“Redundancies increased in July to September 2020 by 195,000 on the year, and a record 181,000 on the quarter, to a record high of 314,000m,” said the ONS.
“The annual increase was the largest since February to April 2009.”
The sharpest fall was among part-time and self-employed workers. the ONS explained:
“Looking more closely at the quarterly decrease in employment, it can be seen that this is driven by decreases in the number of part-time workers (down 158,000 on the quarter to 8.11 million) and self-employed people (down 174,000 to 4.53 million, with a record 99,000 decrease for women).”
“The quarterly decrease was partly offset by an increase in full-time employees, up by 113,000 on the quarter to a record high of 21.17 million. The increase in full-time employees was driven by women (up a record 165,000 on the quarter to 8.72 million), while men decreased by 53,000 to 12.45 million, the first quarterly decrease since March to May 2019.”

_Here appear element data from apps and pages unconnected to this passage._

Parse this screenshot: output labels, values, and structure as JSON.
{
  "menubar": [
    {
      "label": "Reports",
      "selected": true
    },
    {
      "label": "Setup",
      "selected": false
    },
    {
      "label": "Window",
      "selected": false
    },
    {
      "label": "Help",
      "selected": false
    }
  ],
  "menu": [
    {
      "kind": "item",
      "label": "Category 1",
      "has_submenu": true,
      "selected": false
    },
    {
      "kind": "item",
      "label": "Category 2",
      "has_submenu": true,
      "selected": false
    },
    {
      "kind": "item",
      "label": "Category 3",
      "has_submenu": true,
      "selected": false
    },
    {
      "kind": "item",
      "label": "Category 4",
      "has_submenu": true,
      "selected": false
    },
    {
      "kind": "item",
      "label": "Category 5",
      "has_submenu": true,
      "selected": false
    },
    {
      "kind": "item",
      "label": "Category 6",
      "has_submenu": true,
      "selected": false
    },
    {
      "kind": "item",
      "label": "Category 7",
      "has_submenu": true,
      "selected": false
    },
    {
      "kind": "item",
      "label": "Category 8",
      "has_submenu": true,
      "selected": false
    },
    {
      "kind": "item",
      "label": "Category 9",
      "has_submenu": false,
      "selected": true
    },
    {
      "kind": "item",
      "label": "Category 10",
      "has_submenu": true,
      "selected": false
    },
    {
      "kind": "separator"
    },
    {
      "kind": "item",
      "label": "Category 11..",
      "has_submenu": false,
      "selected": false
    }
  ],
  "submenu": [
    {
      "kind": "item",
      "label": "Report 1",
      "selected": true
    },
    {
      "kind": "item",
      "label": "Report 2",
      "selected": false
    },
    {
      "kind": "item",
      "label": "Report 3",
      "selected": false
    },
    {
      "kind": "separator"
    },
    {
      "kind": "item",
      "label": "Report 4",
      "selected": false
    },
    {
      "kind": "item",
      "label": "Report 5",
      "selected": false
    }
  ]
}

Suren Thiru, the British Chambers of Commerce head of economics, said: “The rise in the unemployment rate and redundancies is further evidence that the damage being done to the UK jobs market by the coronavirus pandemic is intensifying.”
“The extension to the furlough scheme will safeguard a significant number of jobs in the near term. However, with firms facing another wave of severely diminished cashflow and revenue and with gaps in government support persisting, further substantial rises in unemployment remain likely in the coming months.”